Book of the Month

"Airplanes and television have removed the Threadgoodes from the Southern scene. Happily for us, Fannie Flagg has preserved a whole community of them in a richly comic, poignant narrative that records the exuberance of their lives, the sadness of their departure. Idgie Threadgoode is a true original: Huckleberry Finn would have tried to marry her!" ~Harper Lee

We’ll be taking a slight departure from our usual selections—as well as a stroll back in time—for the March Good Food Book Club selection. Fried Green Tomatoes at the Whistle Stop Cafe by Fannie Flagg spent 36 weeks on the New York Times best sellers list after its release in 1987. It’s a beloved novel cleverly set in two different eras in the south that deftly weaves issues on same-sex love relationships, family bonds, aging, and the impacts of racism on both blacks and whites . . . all with the unifying element of good food as the crux of human story.

Like our local Moscow Food Co-op, the Whistle Stop Café serves up not only delicious local food, but it’s also a nerve center of friends and family, across time. The power of the Whistle Stop allowed friends from long ago to grow and nurture justice and empowerment in their own and others’ lives, and with an ingenious plot parallel, those same stories and characters cultivate healing and connection in characters well into the future.

Clearly we here in north Idaho are a far piece from Deep South Alabama.  But what remains true between the two?  What central elements and themes that populate a beloved, now-classic American novel, hold across another generation forward in time? How does good food plait the novel’s threads, and how does that happen here in our own local community?

This is a book that invites us to take a moment to celebrate our local community, and what local food and farmers—as they are here and now—may inspire far beyond a well-fed family, a grin of sweet-pucker delight, or the feeling of satisfaction after a healthy meal. What else does food do for us here, now? How different or similar are the issues faced by characters in Flagg’s novel, versus those we face in the world today?

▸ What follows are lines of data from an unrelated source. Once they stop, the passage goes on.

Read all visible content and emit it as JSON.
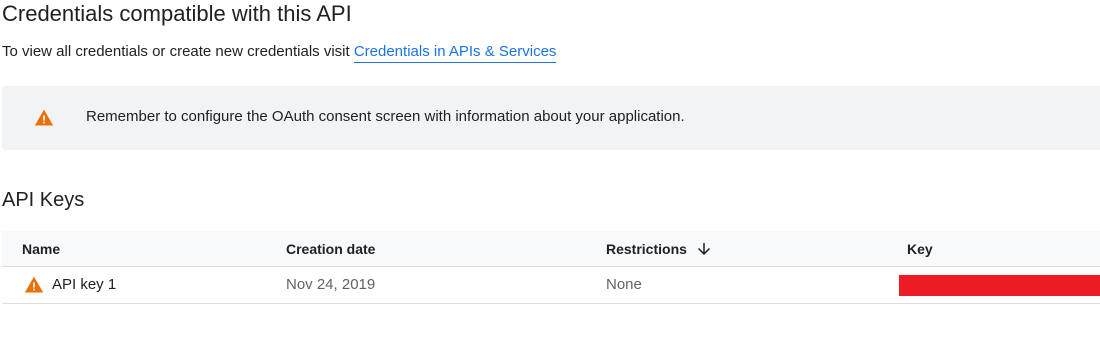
{
  "page": {
    "title": "Credentials compatible with this API",
    "intro_text": "To view all credentials or create new credentials visit ",
    "intro_link": "Credentials in APIs & Services"
  },
  "banner": {
    "icon": "warning-icon",
    "message": "Remember to configure the OAuth consent screen with information about your application."
  },
  "api_keys": {
    "section_title": "API Keys",
    "columns": {
      "name": "Name",
      "creation_date": "Creation date",
      "restrictions": "Restrictions",
      "key": "Key"
    },
    "sort_icon": "arrow-down-icon",
    "rows": [
      {
        "name": "API key 1",
        "creation_date": "Nov 24, 2019",
        "restrictions": "None",
        "key_redacted_color": "#ed1c24",
        "status_icon": "warning-icon"
      }
    ]
  },
  "colors": {
    "link": "#1a73e8",
    "warning": "#e8710a",
    "banner_bg": "#f1f3f4",
    "header_bg": "#f8f9fa",
    "redaction": "#ed1c24"
  }
}
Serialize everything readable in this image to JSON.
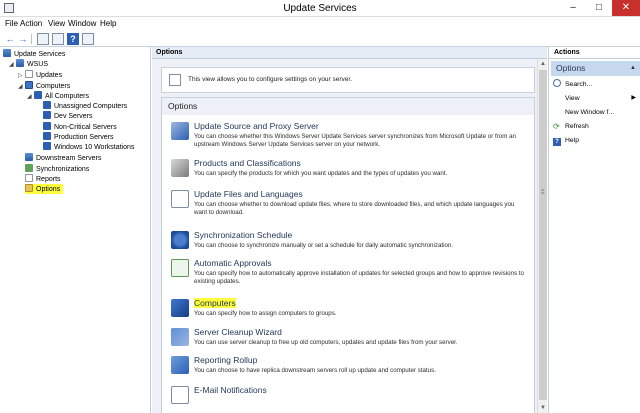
{
  "window": {
    "title": "Update Services",
    "min": "–",
    "max": "□",
    "close": "✕"
  },
  "menu": [
    "File",
    "Action",
    "View",
    "Window",
    "Help"
  ],
  "toolbar": {
    "back": "←",
    "forward": "→",
    "help": "?"
  },
  "tree": {
    "items": [
      {
        "label": "Update Services"
      },
      {
        "label": "WSUS"
      },
      {
        "label": "Updates"
      },
      {
        "label": "Computers"
      },
      {
        "label": "All Computers"
      },
      {
        "label": "Unassigned Computers"
      },
      {
        "label": "Dev Servers"
      },
      {
        "label": "Non-Critical Servers"
      },
      {
        "label": "Production Servers"
      },
      {
        "label": "Windows 10 Workstations"
      },
      {
        "label": "Downstream Servers"
      },
      {
        "label": "Synchronizations"
      },
      {
        "label": "Reports"
      },
      {
        "label": "Options"
      }
    ]
  },
  "center": {
    "header": "Options",
    "intro": "This view allows you to configure settings on your server.",
    "section_title": "Options",
    "options": [
      {
        "label": "Update Source and Proxy Server",
        "desc": "You can choose whether this Windows Server Update Services server synchronizes from Microsoft Update or from an upstream Windows Server Update Services server on your network."
      },
      {
        "label": "Products and Classifications",
        "desc": "You can specify the products for which you want updates and the types of updates you want."
      },
      {
        "label": "Update Files and Languages",
        "desc": "You can choose whether to download update files, where to store downloaded files, and which update languages you want to download."
      },
      {
        "label": "Synchronization Schedule",
        "desc": "You can choose to synchronize manually or set a schedule for daily automatic synchronization."
      },
      {
        "label": "Automatic Approvals",
        "desc": "You can specify how to automatically approve installation of updates for selected groups and how to approve revisions to existing updates."
      },
      {
        "label": "Computers",
        "desc": "You can specify how to assign computers to groups."
      },
      {
        "label": "Server Cleanup Wizard",
        "desc": "You can use server cleanup to free up old computers, updates and update files from your server."
      },
      {
        "label": "Reporting Rollup",
        "desc": "You can choose to have replica downstream servers roll up update and computer status."
      },
      {
        "label": "E-Mail Notifications",
        "desc": ""
      }
    ]
  },
  "actions": {
    "header": "Actions",
    "section": "Options",
    "items": [
      {
        "label": "Search..."
      },
      {
        "label": "View"
      },
      {
        "label": "New Window f..."
      },
      {
        "label": "Refresh"
      },
      {
        "label": "Help"
      }
    ]
  },
  "colors": {
    "highlight": "#ffff3c",
    "close_button": "#c7302b",
    "pane_background": "#edf1f7"
  }
}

And how will our Moscow Food Co-op be remembered by our grandchildren and their friends? What stories do you have about how its simple presence in your daily life provoked life-changing growth, connection, friendships, or civil action? Will you share those stories with people in the future, people you may not even know yet? (Heck ya’ll, maybe we’ll even set up a movie watching potluck!)

Come join us to celebrate our local food joint, the MoscowFood Co-op, as we discuss Fried Green Tomatoes at the Whistle Stop Cafeby Fannie Flag (Random House 1987) on Sunday, March 26 from 7-8:30 at the Moscow Food Co-op. Remember to email  to receive email reminders about the Good Food Book Club. Fried Green Tomatoes is available through your local library. If you are interested in buying the book, check out the area’s local used book stores or visit Book People of Moscow where Book Club members receive a discount. For more information about the Good Food Book Club, check out the Outreach section of the MFC website at